** WORK TASK **
Extract all lines in the data that contain the word "placeholder".

** LISTED RECORDS **
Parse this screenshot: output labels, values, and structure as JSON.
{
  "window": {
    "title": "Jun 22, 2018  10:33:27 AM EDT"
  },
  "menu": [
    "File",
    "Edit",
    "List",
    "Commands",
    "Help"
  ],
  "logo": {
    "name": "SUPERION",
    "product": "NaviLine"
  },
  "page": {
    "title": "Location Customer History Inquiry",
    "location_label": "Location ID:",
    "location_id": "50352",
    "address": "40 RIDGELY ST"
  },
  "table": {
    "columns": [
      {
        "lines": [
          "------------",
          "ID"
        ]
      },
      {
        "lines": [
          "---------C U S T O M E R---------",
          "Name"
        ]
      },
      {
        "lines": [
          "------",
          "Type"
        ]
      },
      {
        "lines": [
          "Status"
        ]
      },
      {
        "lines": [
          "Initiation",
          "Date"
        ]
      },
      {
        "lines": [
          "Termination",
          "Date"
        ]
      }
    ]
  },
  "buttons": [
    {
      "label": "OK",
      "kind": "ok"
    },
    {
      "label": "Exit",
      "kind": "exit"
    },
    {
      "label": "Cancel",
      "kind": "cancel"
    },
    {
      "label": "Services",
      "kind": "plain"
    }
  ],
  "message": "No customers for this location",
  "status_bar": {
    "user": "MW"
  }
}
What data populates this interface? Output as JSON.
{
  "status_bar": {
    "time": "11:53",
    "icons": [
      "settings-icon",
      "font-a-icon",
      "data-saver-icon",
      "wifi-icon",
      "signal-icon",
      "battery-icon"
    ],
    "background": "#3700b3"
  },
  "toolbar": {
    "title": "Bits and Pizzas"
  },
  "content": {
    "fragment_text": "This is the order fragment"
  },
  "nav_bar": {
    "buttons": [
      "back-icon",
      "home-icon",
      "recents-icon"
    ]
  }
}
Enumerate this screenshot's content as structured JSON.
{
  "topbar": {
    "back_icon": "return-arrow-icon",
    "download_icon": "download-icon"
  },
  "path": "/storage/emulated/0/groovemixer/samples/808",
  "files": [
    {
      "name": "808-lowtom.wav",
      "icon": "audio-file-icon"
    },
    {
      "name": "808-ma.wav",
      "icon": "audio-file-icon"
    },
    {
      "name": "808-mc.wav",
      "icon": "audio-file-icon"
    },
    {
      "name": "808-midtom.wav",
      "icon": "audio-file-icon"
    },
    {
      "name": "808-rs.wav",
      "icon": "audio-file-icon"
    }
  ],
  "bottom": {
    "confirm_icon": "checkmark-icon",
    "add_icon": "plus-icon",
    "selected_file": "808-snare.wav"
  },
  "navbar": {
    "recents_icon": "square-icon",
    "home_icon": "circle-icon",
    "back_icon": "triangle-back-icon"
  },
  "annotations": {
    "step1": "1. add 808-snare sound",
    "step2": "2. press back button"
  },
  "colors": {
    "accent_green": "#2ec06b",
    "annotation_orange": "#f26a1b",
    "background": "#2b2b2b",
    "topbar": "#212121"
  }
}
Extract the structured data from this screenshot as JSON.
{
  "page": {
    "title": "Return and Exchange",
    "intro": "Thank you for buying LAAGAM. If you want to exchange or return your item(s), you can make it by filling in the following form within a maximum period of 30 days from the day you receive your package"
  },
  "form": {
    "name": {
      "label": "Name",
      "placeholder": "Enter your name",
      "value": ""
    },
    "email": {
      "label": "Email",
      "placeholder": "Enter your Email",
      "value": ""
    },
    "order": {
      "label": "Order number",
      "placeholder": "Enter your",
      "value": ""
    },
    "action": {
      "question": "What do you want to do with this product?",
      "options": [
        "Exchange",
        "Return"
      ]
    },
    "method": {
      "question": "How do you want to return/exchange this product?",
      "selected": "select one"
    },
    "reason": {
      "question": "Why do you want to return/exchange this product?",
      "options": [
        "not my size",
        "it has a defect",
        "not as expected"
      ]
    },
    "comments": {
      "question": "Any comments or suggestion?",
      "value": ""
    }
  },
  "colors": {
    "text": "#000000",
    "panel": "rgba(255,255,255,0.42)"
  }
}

** SOLUTION FOR THIS EXERCISE **
      "placeholder": "Enter your name",
      "placeholder": "Enter your Email",
      "placeholder": "Enter your",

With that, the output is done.